Okay, I know I said I wouldn't be back for a week or so, but I forgot to mention that this Sunday, October 30th, I'll be appearing at the Albany Comic Con in Albany, New York.  It's an intimate, one-day convention -- the polar opposite of mega-cons like SDCC and NYCC -- which allows fans and professionals to interact in a loose, informal atmosphere.  The guests include Ron Marz, Jim Starlin, Todd Dezago, Lee Moder, Matthew Dow Smith, living legends Dick Ayers and Joe Sinnott—and many more.  The best part?  Admission is only five dollars.  How can a comic book fan possibly go wrong?  Hope to see you there!


October has been a traveling month—ten days for a business trip to Los Angeles followed by a college-hunting journey with my wife and daughter—leaving very little time to nurse Creation Point along.  But I’m back in the cyber-saddle and should be up and blogging soon.  For now, though, I just want to say a quick hello and mention a few odds and ends that I hope you’ll find interesting.

First up:  a gentle suggestion to amble over to your local comic book shop today, pick up a copy of the just-released Spider-Man #19 and read a ten pager I wrote that teams Spidey and the Silver Surfer in a fun, all-ages adventure.  You can also hop over to Comic Book Resources where Sean T. Collins (who wrote the other story in the issue) and I have a lengthy and, I think, interesting talk about what it’s like writing the adventures of Peter Parker and Company.

Speaking of CBR, Brian Cronin, Lord and Master of the blog Comic Book Legends Revealed, is doing a Halloween-month survey of “the scariest comic books of all time.”  I was surprised to find a story of mine—a short and, I believed, utterly forgettable piece from very early in my career—called “Mikey’s Friend” included in the list.  I was even more surprised when I discovered that playwright, screenwriter and comic book scribe Roberto Aguirre-Sacasa read “Mikey’s Friend” when he was a kid and that, for him, it was anything but forgettable; in fact it gave the poor guy nightmares off-and-on for twenty years!  Just goes to show you that the writer is often the last one to gauge the impact of his work.

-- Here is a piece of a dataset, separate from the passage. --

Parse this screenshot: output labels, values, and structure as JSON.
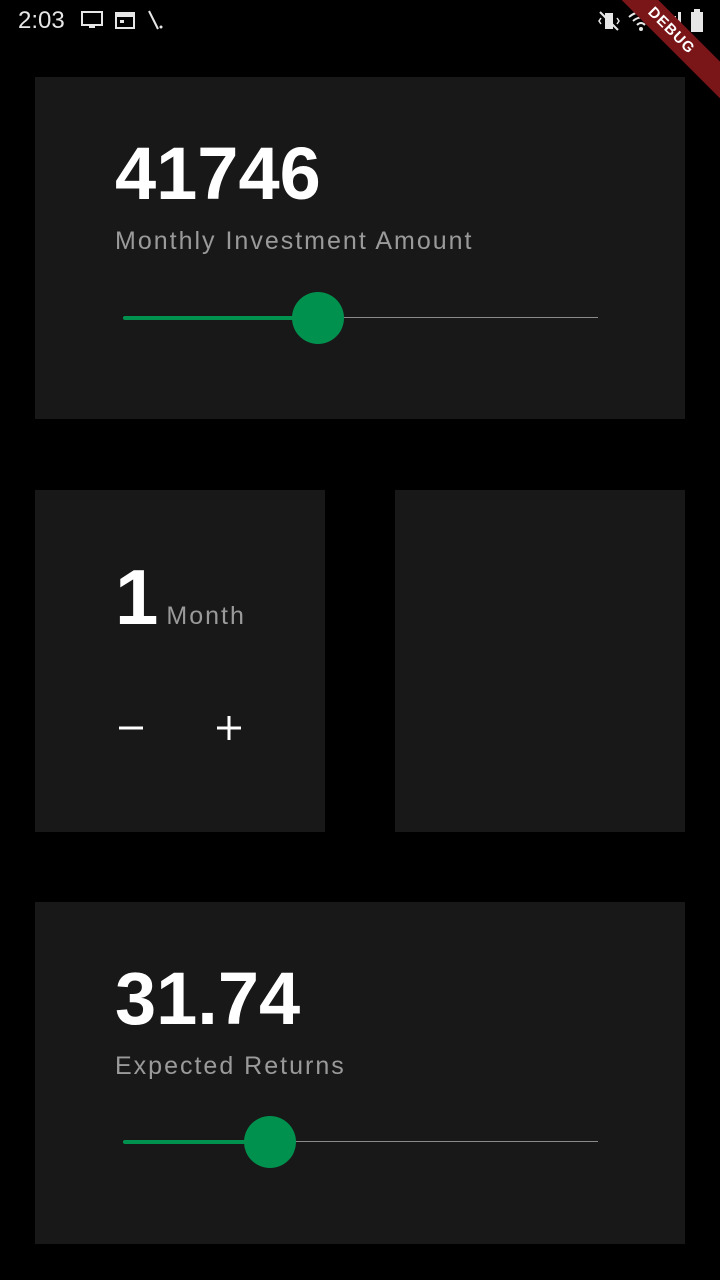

I don't know what impact this will have on tender young psyches, but this Friday night at 7:30 (6:30 Central) my Ben-10 episode, "Ultimate Sacrifice," will be airing on Cartoon Network.  I worked on this story with the enormously-talented, and profoundly-missed, Dwayne McDuffie—who did such a spectacular job producing the show—so I'm both excited and saddened by the opportunity to see how the episode took shape under Dwayne's care.

Finally, a reminder that my weekend writing workshop, Imagination 101, is coming up soon and there’s still room in the class if you’d like to register.  (Zap an email to for more info.)  We’ll be exploring the World of Story from both the practical and metaphysical perspectives.  It’s going to be a fun, intimate three days of education and creative play.  Come join us if you can.

That’s it for now.  I’ll be back, in a week or so, with some thoughts about the value of simple human kindness in the writing life.

Friday, October 7, 2011


This Sunday, October 9th, is John Lennon's birthday:  his 71st, to be precise.  There always seems to be a new Lennon book out on this anniversary and this year it's Tim Riley's Lennon:  The Man, the Myth, the Music—The Definitive Life.  The buzz about the book is very good, but I doubt if it's definitive.  In fact, I doubt if any biography of any human being can ever be called definitive; and when you're dealing with a complex and mercurial character like Lennon, the definitive will always be elusive.  (I'll read it, of course:  how could I not?)

If there is a single definitive element about John Lennon's life, it's his music.  Here's one of his greatest—and most desperate—songs, performed live at Madison Square Garden in 1972.  (He did two shows that day, one in the afternoon, one at night:  I was in the audience for the evening show.)

Happy Birthday, John.